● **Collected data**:

__________

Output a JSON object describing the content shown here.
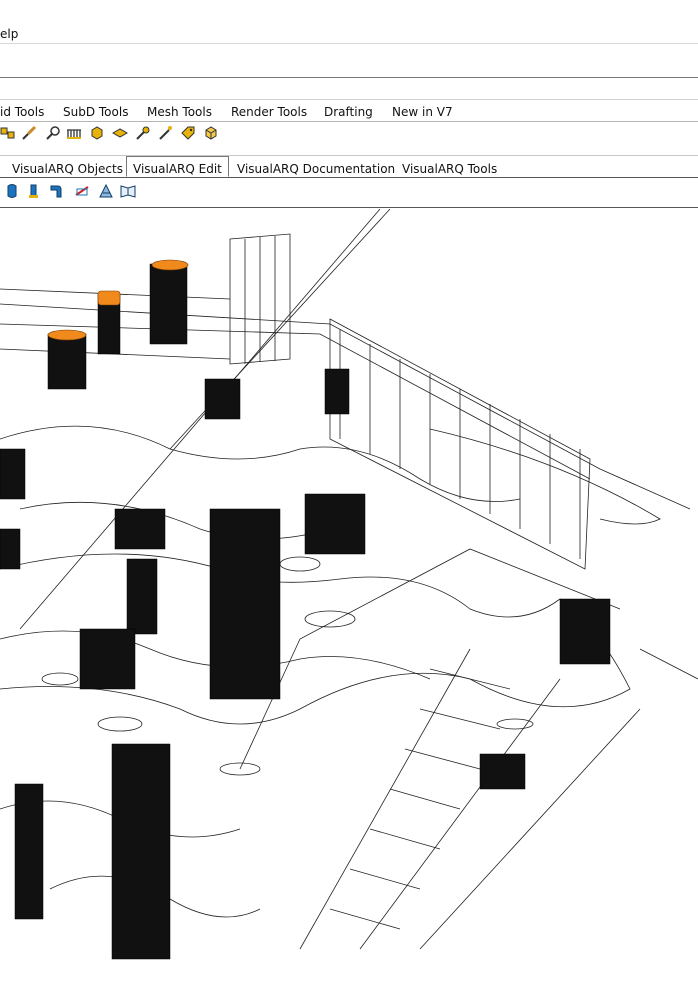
{
  "menubar": {
    "help_label": "elp"
  },
  "ribbon_tabs": [
    "id Tools",
    "SubD Tools",
    "Mesh Tools",
    "Render Tools",
    "Drafting",
    "New in V7"
  ],
  "visualarq_tabs": [
    "VisualARQ Objects",
    "VisualARQ Edit",
    "VisualARQ Documentation",
    "VisualARQ Tools"
  ],
  "active_tab": "VisualARQ Edit",
  "toolbar1_icons": [
    "block-icon",
    "brush-icon",
    "magnifier-icon",
    "railing-icon",
    "box-icon",
    "slab-icon",
    "key-icon",
    "wand-icon",
    "tag-icon",
    "cube-icon"
  ],
  "toolbar2_icons": [
    "column-icon",
    "beam-icon",
    "pipe-icon",
    "section-icon",
    "level-icon",
    "book-icon"
  ],
  "colors": {
    "accent_orange": "#f08a1c",
    "icon_blue": "#1e73be",
    "icon_yellow": "#e8b20d"
  }
}
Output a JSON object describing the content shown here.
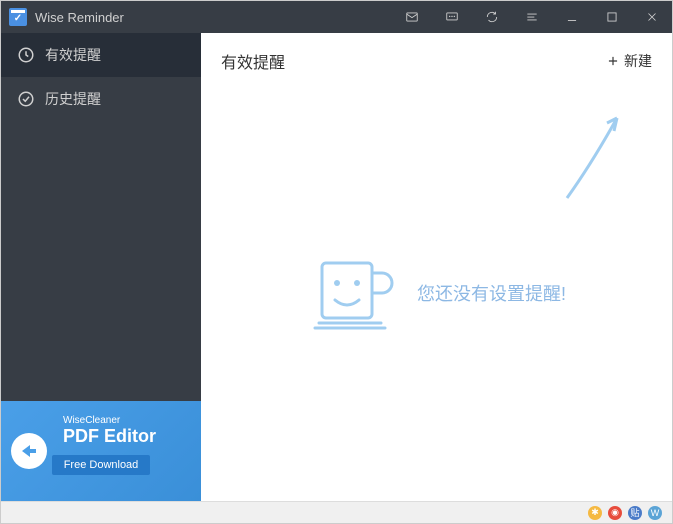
{
  "app": {
    "title": "Wise Reminder"
  },
  "sidebar": {
    "items": [
      {
        "label": "有效提醒"
      },
      {
        "label": "历史提醒"
      }
    ]
  },
  "promo": {
    "brand": "WiseCleaner",
    "title": "PDF Editor",
    "button": "Free Download"
  },
  "main": {
    "title": "有效提醒",
    "new_button": "新建",
    "empty_text": "您还没有设置提醒!"
  }
}
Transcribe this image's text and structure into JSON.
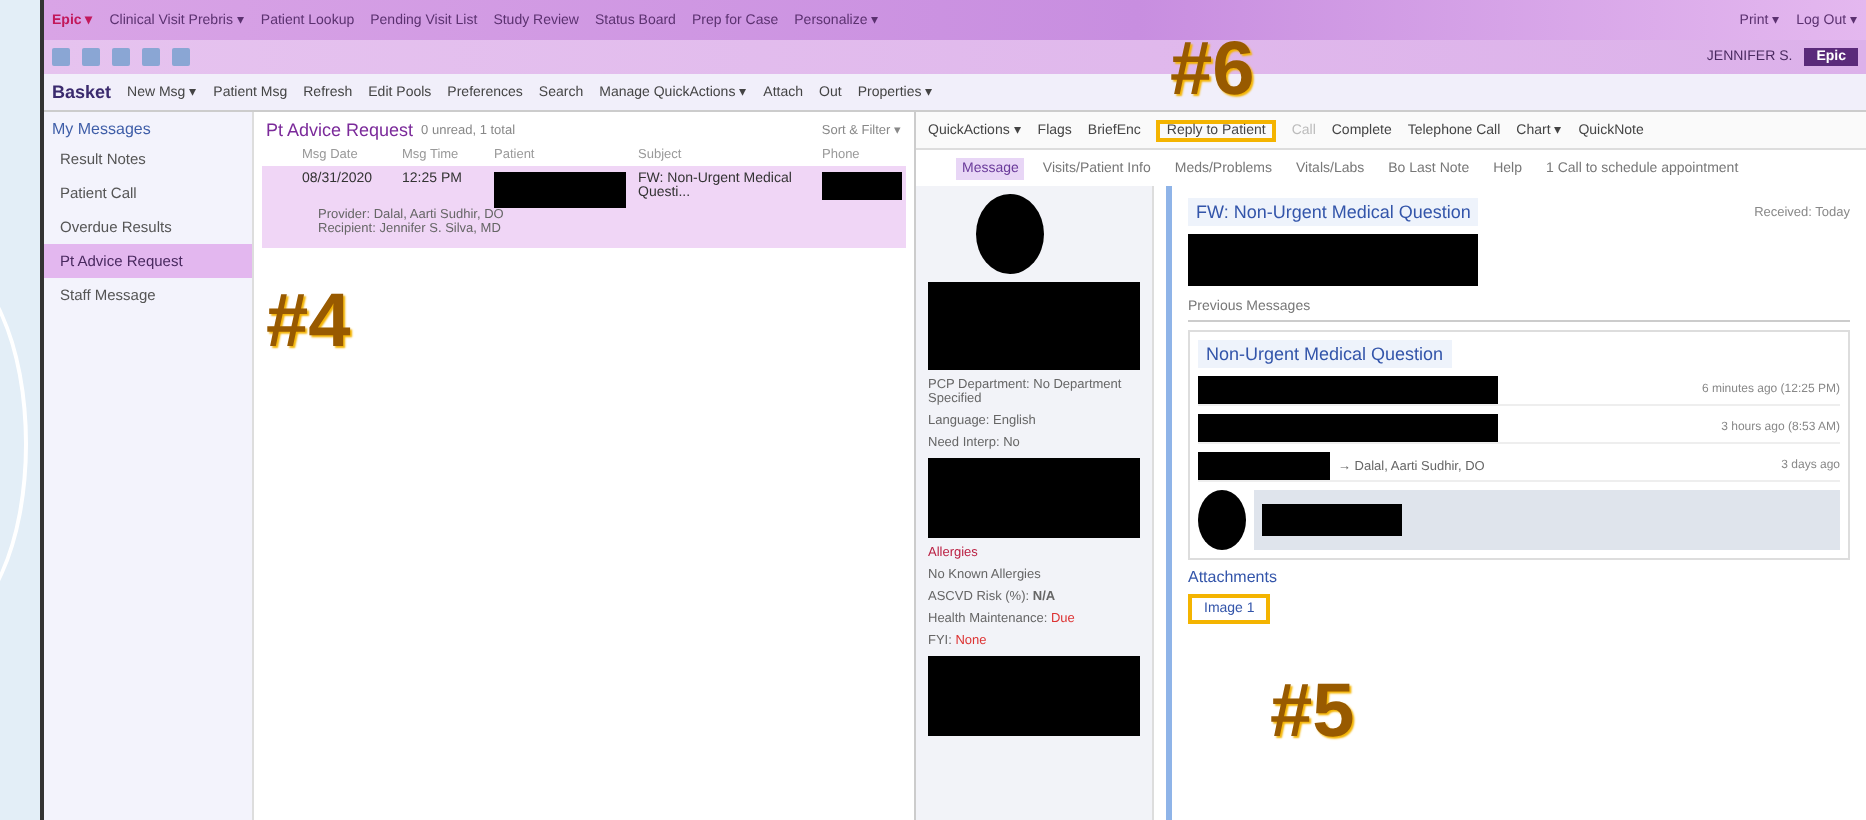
{
  "top_nav": {
    "logo": "Epic ▾",
    "items": [
      "Clinical Visit Prebris ▾",
      "Patient Lookup",
      "Pending Visit List",
      "Study Review",
      "Status Board",
      "Prep for Case",
      "Personalize ▾"
    ],
    "right": [
      "Print ▾",
      "Log Out ▾"
    ],
    "user": "JENNIFER S.",
    "badge": "Epic"
  },
  "toolbar": {
    "title": "Basket",
    "items": [
      "New Msg ▾",
      "Patient Msg",
      "Refresh",
      "Edit Pools",
      "Preferences",
      "Search",
      "Manage QuickActions ▾",
      "Attach",
      "Out",
      "Properties ▾"
    ]
  },
  "sidebar": {
    "title": "My Messages",
    "items": [
      {
        "label": "Result Notes",
        "selected": false
      },
      {
        "label": "Patient Call",
        "selected": false
      },
      {
        "label": "Overdue Results",
        "selected": false
      },
      {
        "label": "Pt Advice Request",
        "selected": true
      },
      {
        "label": "Staff Message",
        "selected": false
      }
    ]
  },
  "message_list": {
    "title": "Pt Advice Request",
    "summary": "0 unread, 1 total",
    "sort": "Sort & Filter ▾",
    "columns": [
      "Msg Date",
      "Msg Time",
      "Patient",
      "Subject",
      "Phone"
    ],
    "rows": [
      {
        "date": "08/31/2020",
        "time": "12:25 PM",
        "subject": "FW: Non-Urgent Medical Questi...",
        "provider": "Provider: Dalal, Aarti Sudhir, DO",
        "recipient": "Recipient: Jennifer S. Silva, MD",
        "selected": true
      }
    ]
  },
  "actions": [
    {
      "label": "QuickActions ▾",
      "disabled": false,
      "highlighted": false
    },
    {
      "label": "Flags",
      "disabled": false,
      "highlighted": false
    },
    {
      "label": "BriefEnc",
      "disabled": false,
      "highlighted": false
    },
    {
      "label": "Reply to Patient",
      "disabled": false,
      "highlighted": true
    },
    {
      "label": "Call",
      "disabled": true,
      "highlighted": false
    },
    {
      "label": "Complete",
      "disabled": false,
      "highlighted": false
    },
    {
      "label": "Telephone Call",
      "disabled": false,
      "highlighted": false
    },
    {
      "label": "Chart ▾",
      "disabled": false,
      "highlighted": false
    },
    {
      "label": "QuickNote",
      "disabled": false,
      "highlighted": false
    }
  ],
  "tabs": [
    {
      "label": "Message",
      "selected": true
    },
    {
      "label": "Visits/Patient Info",
      "selected": false
    },
    {
      "label": "Meds/Problems",
      "selected": false
    },
    {
      "label": "Vitals/Labs",
      "selected": false
    },
    {
      "label": "Bo Last Note",
      "selected": false
    },
    {
      "label": "Help",
      "selected": false
    },
    {
      "label": "1 Call to schedule appointment",
      "selected": false
    }
  ],
  "patient": {
    "pcp": "PCP Department: No Department Specified",
    "language": "Language: English",
    "interp": "Need Interp: No",
    "allergies_label": "Allergies",
    "allergies": "No Known Allergies",
    "ascvd_label": "ASCVD Risk (%):",
    "ascvd": "N/A",
    "hm_label": "Health Maintenance:",
    "hm": "Due",
    "fyi_label": "FYI:",
    "fyi": "None"
  },
  "message": {
    "title": "FW: Non-Urgent Medical Question",
    "received": "Received: Today",
    "previous": "Previous Messages",
    "thread_title": "Non-Urgent Medical Question",
    "thread": [
      {
        "kind": "entry",
        "time": "6 minutes ago (12:25 PM)"
      },
      {
        "kind": "entry",
        "time": "3 hours ago (8:53 AM)"
      },
      {
        "kind": "forward",
        "to": "→ Dalal, Aarti Sudhir, DO",
        "time": "3 days ago"
      },
      {
        "kind": "reply"
      }
    ],
    "attachments_title": "Attachments",
    "attachments": [
      {
        "label": "Image 1",
        "highlighted": true
      }
    ]
  },
  "annotations": [
    "#4",
    "#5",
    "#6"
  ]
}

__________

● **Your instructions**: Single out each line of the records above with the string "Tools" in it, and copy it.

● **Written response**:
    "id Tools",
    "SubD Tools",
    "Mesh Tools",
    "Render Tools",
    "VisualARQ Tools"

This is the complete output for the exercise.